__What to work on__: Look for the word "subtitle" in the material below, then report each line where it occurs.
(Source information begins)
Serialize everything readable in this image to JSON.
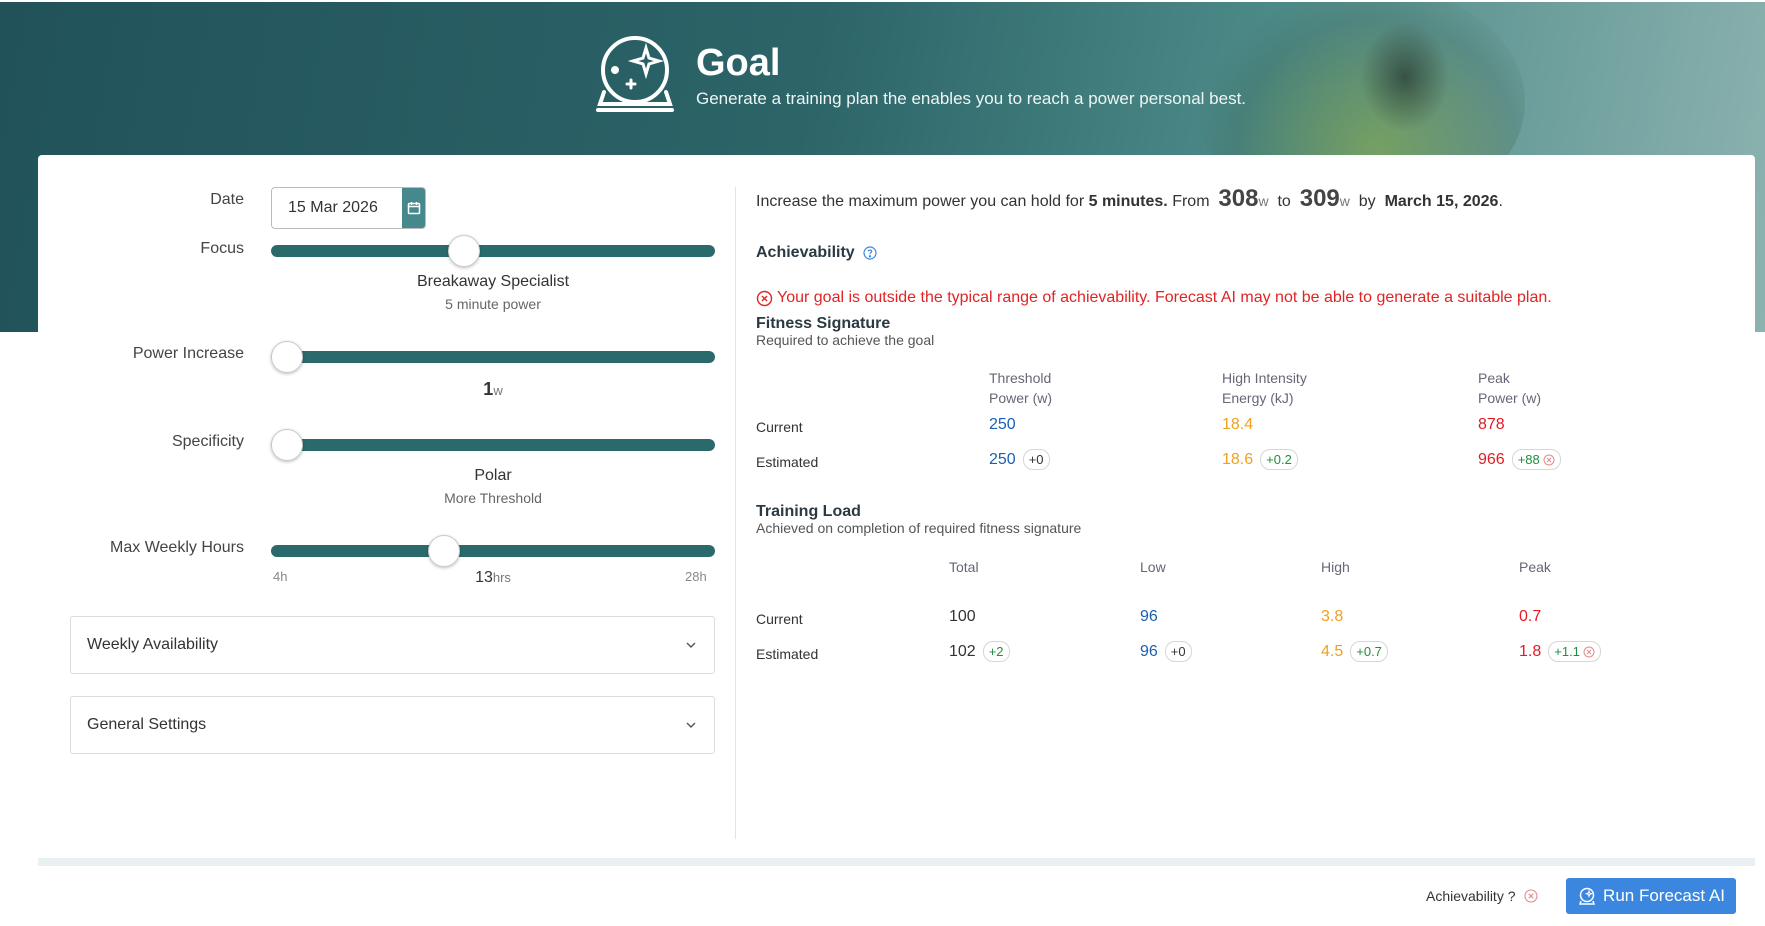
{
  "header": {
    "title": "Goal",
    "subtitle": "Generate a training plan the enables you to reach a power personal best.",
    "icon": "crystal-ball-icon"
  },
  "form": {
    "date": {
      "label": "Date",
      "value": "15 Mar 2026"
    },
    "focus": {
      "label": "Focus",
      "level": 0.43,
      "value": "Breakaway Specialist",
      "sub": "5 minute power"
    },
    "power_increase": {
      "label": "Power Increase",
      "level": 0.0,
      "value": "1",
      "unit": "w"
    },
    "specificity": {
      "label": "Specificity",
      "level": 0.0,
      "value": "Polar",
      "sub": "More Threshold"
    },
    "max_weekly_hours": {
      "label": "Max Weekly Hours",
      "level": 0.38,
      "min": "4h",
      "max": "28h",
      "value": "13",
      "unit": "hrs"
    },
    "weekly_availability": "Weekly Availability",
    "general_settings": "General Settings"
  },
  "goal_summary": {
    "prefix": "Increase the maximum power you can hold for",
    "duration": "5 minutes.",
    "from_word": "From",
    "from_value": "308",
    "to_word": "to",
    "to_value": "309",
    "unit": "w",
    "by_word": "by",
    "date": "March 15, 2026",
    "period": "."
  },
  "achievability": {
    "title": "Achievability",
    "message": "Your goal is outside the typical range of achievability. Forecast AI may not be able to generate a suitable plan."
  },
  "fitness_signature": {
    "title": "Fitness Signature",
    "subtitle": "Required to achieve the goal",
    "columns": [
      {
        "line1": "Threshold",
        "line2": "Power (w)"
      },
      {
        "line1": "High Intensity",
        "line2": "Energy (kJ)"
      },
      {
        "line1": "Peak",
        "line2": "Power (w)"
      }
    ],
    "rows": [
      {
        "label": "Current",
        "values": [
          "250",
          "18.4",
          "878"
        ],
        "deltas": []
      },
      {
        "label": "Estimated",
        "values": [
          "250",
          "18.6",
          "966"
        ],
        "deltas": [
          "+0",
          "+0.2",
          "+88"
        ]
      }
    ]
  },
  "training_load": {
    "title": "Training Load",
    "subtitle": "Achieved on completion of required fitness signature",
    "columns": [
      "Total",
      "Low",
      "High",
      "Peak"
    ],
    "rows": [
      {
        "label": "Current",
        "values": [
          "100",
          "96",
          "3.8",
          "0.7"
        ],
        "deltas": []
      },
      {
        "label": "Estimated",
        "values": [
          "102",
          "96",
          "4.5",
          "1.8"
        ],
        "deltas": [
          "+2",
          "+0",
          "+0.7",
          "+1.1"
        ]
      }
    ]
  },
  "footer": {
    "achievability_label": "Achievability ?",
    "run_button": "Run Forecast AI"
  },
  "colors": {
    "teal": "#2b6a6c",
    "blue": "#1a5fb4",
    "orange": "#f0a020",
    "red": "#e31b23",
    "button": "#3b87e0"
  }
}
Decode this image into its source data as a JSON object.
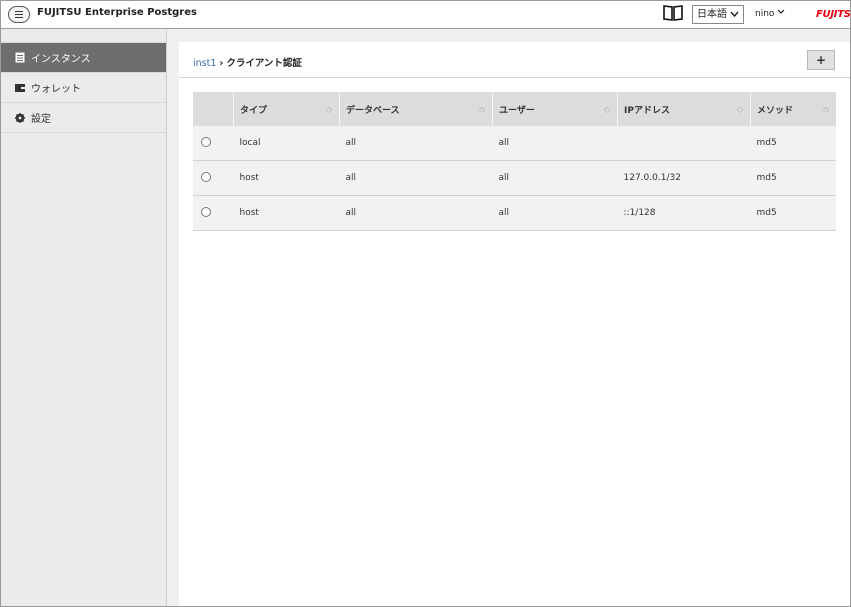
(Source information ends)
__Reply__:
    "subtitle": "Generate a training plan the enables you to reach a power personal best.",
    "subtitle": "Required to achieve the goal",
    "subtitle": "Achieved on completion of required fitness signature",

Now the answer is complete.